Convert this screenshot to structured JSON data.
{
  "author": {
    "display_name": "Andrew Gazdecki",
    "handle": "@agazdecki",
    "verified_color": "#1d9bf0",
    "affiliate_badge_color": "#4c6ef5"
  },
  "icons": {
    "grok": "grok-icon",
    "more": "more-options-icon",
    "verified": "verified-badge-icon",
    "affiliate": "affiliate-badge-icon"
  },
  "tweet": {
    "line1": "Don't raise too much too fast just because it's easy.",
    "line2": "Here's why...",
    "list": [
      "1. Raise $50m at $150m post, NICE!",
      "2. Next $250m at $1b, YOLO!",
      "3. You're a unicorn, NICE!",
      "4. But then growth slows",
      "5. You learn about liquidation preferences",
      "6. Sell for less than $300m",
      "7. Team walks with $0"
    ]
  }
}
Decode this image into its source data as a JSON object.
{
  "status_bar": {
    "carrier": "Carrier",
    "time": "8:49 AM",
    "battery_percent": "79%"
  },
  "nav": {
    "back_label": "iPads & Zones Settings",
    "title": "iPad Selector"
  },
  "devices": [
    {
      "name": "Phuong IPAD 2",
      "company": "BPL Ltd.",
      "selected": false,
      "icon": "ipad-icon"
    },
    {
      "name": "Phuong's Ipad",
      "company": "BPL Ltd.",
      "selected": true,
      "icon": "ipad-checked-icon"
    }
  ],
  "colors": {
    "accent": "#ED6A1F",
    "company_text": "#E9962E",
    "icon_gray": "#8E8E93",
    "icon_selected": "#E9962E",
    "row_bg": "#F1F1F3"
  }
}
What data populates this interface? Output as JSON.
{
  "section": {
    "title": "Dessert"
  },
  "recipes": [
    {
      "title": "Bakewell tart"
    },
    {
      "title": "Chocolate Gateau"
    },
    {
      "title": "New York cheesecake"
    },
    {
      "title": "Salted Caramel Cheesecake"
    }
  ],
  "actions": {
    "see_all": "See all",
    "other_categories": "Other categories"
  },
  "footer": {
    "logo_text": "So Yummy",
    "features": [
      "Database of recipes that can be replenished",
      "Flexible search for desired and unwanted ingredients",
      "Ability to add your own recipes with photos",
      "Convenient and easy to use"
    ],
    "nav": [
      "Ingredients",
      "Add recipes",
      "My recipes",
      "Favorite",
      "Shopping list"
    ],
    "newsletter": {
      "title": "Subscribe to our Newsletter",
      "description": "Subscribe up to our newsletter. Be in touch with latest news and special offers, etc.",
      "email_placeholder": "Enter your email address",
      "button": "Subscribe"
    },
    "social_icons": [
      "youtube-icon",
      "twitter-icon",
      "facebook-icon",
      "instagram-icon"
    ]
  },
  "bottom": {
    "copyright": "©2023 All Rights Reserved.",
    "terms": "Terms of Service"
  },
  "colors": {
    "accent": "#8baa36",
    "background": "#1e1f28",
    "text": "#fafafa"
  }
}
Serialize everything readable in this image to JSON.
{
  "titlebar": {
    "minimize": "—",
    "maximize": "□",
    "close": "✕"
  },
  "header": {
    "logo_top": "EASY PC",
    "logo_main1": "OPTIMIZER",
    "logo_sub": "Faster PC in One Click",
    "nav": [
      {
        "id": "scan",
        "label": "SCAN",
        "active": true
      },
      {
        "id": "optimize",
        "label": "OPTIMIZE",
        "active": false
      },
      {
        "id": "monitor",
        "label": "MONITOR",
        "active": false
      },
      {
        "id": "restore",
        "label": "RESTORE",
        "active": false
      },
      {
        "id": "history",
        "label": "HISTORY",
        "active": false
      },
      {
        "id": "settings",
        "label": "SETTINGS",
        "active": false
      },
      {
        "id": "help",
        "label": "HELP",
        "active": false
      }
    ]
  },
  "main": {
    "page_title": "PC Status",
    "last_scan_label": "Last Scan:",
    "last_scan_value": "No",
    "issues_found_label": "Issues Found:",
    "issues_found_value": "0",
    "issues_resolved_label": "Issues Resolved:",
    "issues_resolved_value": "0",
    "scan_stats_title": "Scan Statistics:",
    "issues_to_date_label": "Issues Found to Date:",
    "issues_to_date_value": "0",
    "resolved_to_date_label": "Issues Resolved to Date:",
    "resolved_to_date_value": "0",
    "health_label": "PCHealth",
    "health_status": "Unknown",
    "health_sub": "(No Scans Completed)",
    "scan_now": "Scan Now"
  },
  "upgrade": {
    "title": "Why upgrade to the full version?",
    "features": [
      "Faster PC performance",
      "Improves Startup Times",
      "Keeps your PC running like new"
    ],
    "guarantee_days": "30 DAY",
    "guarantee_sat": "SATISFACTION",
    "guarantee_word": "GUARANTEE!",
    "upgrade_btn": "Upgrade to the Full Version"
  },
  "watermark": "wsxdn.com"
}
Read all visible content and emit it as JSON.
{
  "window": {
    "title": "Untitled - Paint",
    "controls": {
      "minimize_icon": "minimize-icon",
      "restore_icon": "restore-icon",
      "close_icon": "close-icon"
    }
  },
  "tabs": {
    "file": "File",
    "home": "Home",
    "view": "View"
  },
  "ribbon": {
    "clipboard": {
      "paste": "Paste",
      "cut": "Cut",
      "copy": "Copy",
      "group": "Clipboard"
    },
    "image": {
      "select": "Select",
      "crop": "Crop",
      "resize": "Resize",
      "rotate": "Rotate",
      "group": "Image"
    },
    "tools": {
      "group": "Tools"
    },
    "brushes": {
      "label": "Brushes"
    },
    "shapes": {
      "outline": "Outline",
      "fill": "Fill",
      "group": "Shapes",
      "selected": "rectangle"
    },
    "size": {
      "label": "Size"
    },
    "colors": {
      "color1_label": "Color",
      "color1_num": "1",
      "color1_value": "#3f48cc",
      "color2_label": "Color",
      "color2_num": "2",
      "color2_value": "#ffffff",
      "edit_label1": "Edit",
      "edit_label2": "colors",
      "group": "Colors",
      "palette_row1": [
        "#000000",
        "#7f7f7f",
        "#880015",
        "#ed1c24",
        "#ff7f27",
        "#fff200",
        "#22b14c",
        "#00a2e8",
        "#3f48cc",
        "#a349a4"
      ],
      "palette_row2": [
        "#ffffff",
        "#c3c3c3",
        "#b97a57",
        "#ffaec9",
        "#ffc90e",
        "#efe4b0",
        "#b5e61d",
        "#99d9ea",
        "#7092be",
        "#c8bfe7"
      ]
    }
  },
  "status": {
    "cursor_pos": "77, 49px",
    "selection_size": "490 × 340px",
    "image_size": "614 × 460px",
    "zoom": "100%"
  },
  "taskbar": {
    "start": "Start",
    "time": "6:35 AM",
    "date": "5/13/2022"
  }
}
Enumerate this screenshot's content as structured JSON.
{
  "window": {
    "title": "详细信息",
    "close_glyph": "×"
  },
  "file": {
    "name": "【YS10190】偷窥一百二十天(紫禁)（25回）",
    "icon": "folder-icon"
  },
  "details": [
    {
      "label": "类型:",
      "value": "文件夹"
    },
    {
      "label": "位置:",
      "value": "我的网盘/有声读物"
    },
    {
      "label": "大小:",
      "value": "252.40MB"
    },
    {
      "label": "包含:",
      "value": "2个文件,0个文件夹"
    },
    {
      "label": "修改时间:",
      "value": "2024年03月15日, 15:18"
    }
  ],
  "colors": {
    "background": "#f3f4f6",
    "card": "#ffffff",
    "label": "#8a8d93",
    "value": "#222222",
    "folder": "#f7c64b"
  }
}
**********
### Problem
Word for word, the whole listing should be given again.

### Exercise output
Convert this screenshot to structured JSON data.
{
  "author": {
    "display_name": "Andrew Gazdecki",
    "handle": "@agazdecki",
    "verified_color": "#1d9bf0",
    "affiliate_badge_color": "#4c6ef5"
  },
  "icons": {
    "grok": "grok-icon",
    "more": "more-options-icon",
    "verified": "verified-badge-icon",
    "affiliate": "affiliate-badge-icon"
  },
  "tweet": {
    "line1": "Don't raise too much too fast just because it's easy.",
    "line2": "Here's why...",
    "list": [
      "1. Raise $50m at $150m post, NICE!",
      "2. Next $250m at $1b, YOLO!",
      "3. You're a unicorn, NICE!",
      "4. But then growth slows",
      "5. You learn about liquidation preferences",
      "6. Sell for less than $300m",
      "7. Team walks with $0"
    ]
  }
}
Decode this image into its source data as a JSON object.
{
  "status_bar": {
    "carrier": "Carrier",
    "time": "8:49 AM",
    "battery_percent": "79%"
  },
  "nav": {
    "back_label": "iPads & Zones Settings",
    "title": "iPad Selector"
  },
  "devices": [
    {
      "name": "Phuong IPAD 2",
      "company": "BPL Ltd.",
      "selected": false,
      "icon": "ipad-icon"
    },
    {
      "name": "Phuong's Ipad",
      "company": "BPL Ltd.",
      "selected": true,
      "icon": "ipad-checked-icon"
    }
  ],
  "colors": {
    "accent": "#ED6A1F",
    "company_text": "#E9962E",
    "icon_gray": "#8E8E93",
    "icon_selected": "#E9962E",
    "row_bg": "#F1F1F3"
  }
}
What data populates this interface? Output as JSON.
{
  "section": {
    "title": "Dessert"
  },
  "recipes": [
    {
      "title": "Bakewell tart"
    },
    {
      "title": "Chocolate Gateau"
    },
    {
      "title": "New York cheesecake"
    },
    {
      "title": "Salted Caramel Cheesecake"
    }
  ],
  "actions": {
    "see_all": "See all",
    "other_categories": "Other categories"
  },
  "footer": {
    "logo_text": "So Yummy",
    "features": [
      "Database of recipes that can be replenished",
      "Flexible search for desired and unwanted ingredients",
      "Ability to add your own recipes with photos",
      "Convenient and easy to use"
    ],
    "nav": [
      "Ingredients",
      "Add recipes",
      "My recipes",
      "Favorite",
      "Shopping list"
    ],
    "newsletter": {
      "title": "Subscribe to our Newsletter",
      "description": "Subscribe up to our newsletter. Be in touch with latest news and special offers, etc.",
      "email_placeholder": "Enter your email address",
      "button": "Subscribe"
    },
    "social_icons": [
      "youtube-icon",
      "twitter-icon",
      "facebook-icon",
      "instagram-icon"
    ]
  },
  "bottom": {
    "copyright": "©2023 All Rights Reserved.",
    "terms": "Terms of Service"
  },
  "colors": {
    "accent": "#8baa36",
    "background": "#1e1f28",
    "text": "#fafafa"
  }
}
Serialize everything readable in this image to JSON.
{
  "titlebar": {
    "minimize": "—",
    "maximize": "□",
    "close": "✕"
  },
  "header": {
    "logo_top": "EASY PC",
    "logo_main1": "OPTIMIZER",
    "logo_sub": "Faster PC in One Click",
    "nav": [
      {
        "id": "scan",
        "label": "SCAN",
        "active": true
      },
      {
        "id": "optimize",
        "label": "OPTIMIZE",
        "active": false
      },
      {
        "id": "monitor",
        "label": "MONITOR",
        "active": false
      },
      {
        "id": "restore",
        "label": "RESTORE",
        "active": false
      },
      {
        "id": "history",
        "label": "HISTORY",
        "active": false
      },
      {
        "id": "settings",
        "label": "SETTINGS",
        "active": false
      },
      {
        "id": "help",
        "label": "HELP",
        "active": false
      }
    ]
  },
  "main": {
    "page_title": "PC Status",
    "last_scan_label": "Last Scan:",
    "last_scan_value": "No",
    "issues_found_label": "Issues Found:",
    "issues_found_value": "0",
    "issues_resolved_label": "Issues Resolved:",
    "issues_resolved_value": "0",
    "scan_stats_title": "Scan Statistics:",
    "issues_to_date_label": "Issues Found to Date:",
    "issues_to_date_value": "0",
    "resolved_to_date_label": "Issues Resolved to Date:",
    "resolved_to_date_value": "0",
    "health_label": "PCHealth",
    "health_status": "Unknown",
    "health_sub": "(No Scans Completed)",
    "scan_now": "Scan Now"
  },
  "upgrade": {
    "title": "Why upgrade to the full version?",
    "features": [
      "Faster PC performance",
      "Improves Startup Times",
      "Keeps your PC running like new"
    ],
    "guarantee_days": "30 DAY",
    "guarantee_sat": "SATISFACTION",
    "guarantee_word": "GUARANTEE!",
    "upgrade_btn": "Upgrade to the Full Version"
  },
  "watermark": "wsxdn.com"
}
Read all visible content and emit it as JSON.
{
  "window": {
    "title": "Untitled - Paint",
    "controls": {
      "minimize_icon": "minimize-icon",
      "restore_icon": "restore-icon",
      "close_icon": "close-icon"
    }
  },
  "tabs": {
    "file": "File",
    "home": "Home",
    "view": "View"
  },
  "ribbon": {
    "clipboard": {
      "paste": "Paste",
      "cut": "Cut",
      "copy": "Copy",
      "group": "Clipboard"
    },
    "image": {
      "select": "Select",
      "crop": "Crop",
      "resize": "Resize",
      "rotate": "Rotate",
      "group": "Image"
    },
    "tools": {
      "group": "Tools"
    },
    "brushes": {
      "label": "Brushes"
    },
    "shapes": {
      "outline": "Outline",
      "fill": "Fill",
      "group": "Shapes",
      "selected": "rectangle"
    },
    "size": {
      "label": "Size"
    },
    "colors": {
      "color1_label": "Color",
      "color1_num": "1",
      "color1_value": "#3f48cc",
      "color2_label": "Color",
      "color2_num": "2",
      "color2_value": "#ffffff",
      "edit_label1": "Edit",
      "edit_label2": "colors",
      "group": "Colors",
      "palette_row1": [
        "#000000",
        "#7f7f7f",
        "#880015",
        "#ed1c24",
        "#ff7f27",
        "#fff200",
        "#22b14c",
        "#00a2e8",
        "#3f48cc",
        "#a349a4"
      ],
      "palette_row2": [
        "#ffffff",
        "#c3c3c3",
        "#b97a57",
        "#ffaec9",
        "#ffc90e",
        "#efe4b0",
        "#b5e61d",
        "#99d9ea",
        "#7092be",
        "#c8bfe7"
      ]
    }
  },
  "status": {
    "cursor_pos": "77, 49px",
    "selection_size": "490 × 340px",
    "image_size": "614 × 460px",
    "zoom": "100%"
  },
  "taskbar": {
    "start": "Start",
    "time": "6:35 AM",
    "date": "5/13/2022"
  }
}
Enumerate this screenshot's content as structured JSON.
{
  "window": {
    "title": "详细信息",
    "close_glyph": "×"
  },
  "file": {
    "name": "【YS10190】偷窥一百二十天(紫禁)（25回）",
    "icon": "folder-icon"
  },
  "details": [
    {
      "label": "类型:",
      "value": "文件夹"
    },
    {
      "label": "位置:",
      "value": "我的网盘/有声读物"
    },
    {
      "label": "大小:",
      "value": "252.40MB"
    },
    {
      "label": "包含:",
      "value": "2个文件,0个文件夹"
    },
    {
      "label": "修改时间:",
      "value": "2024年03月15日, 15:18"
    }
  ],
  "colors": {
    "background": "#f3f4f6",
    "card": "#ffffff",
    "label": "#8a8d93",
    "value": "#222222",
    "folder": "#f7c64b"
  }
}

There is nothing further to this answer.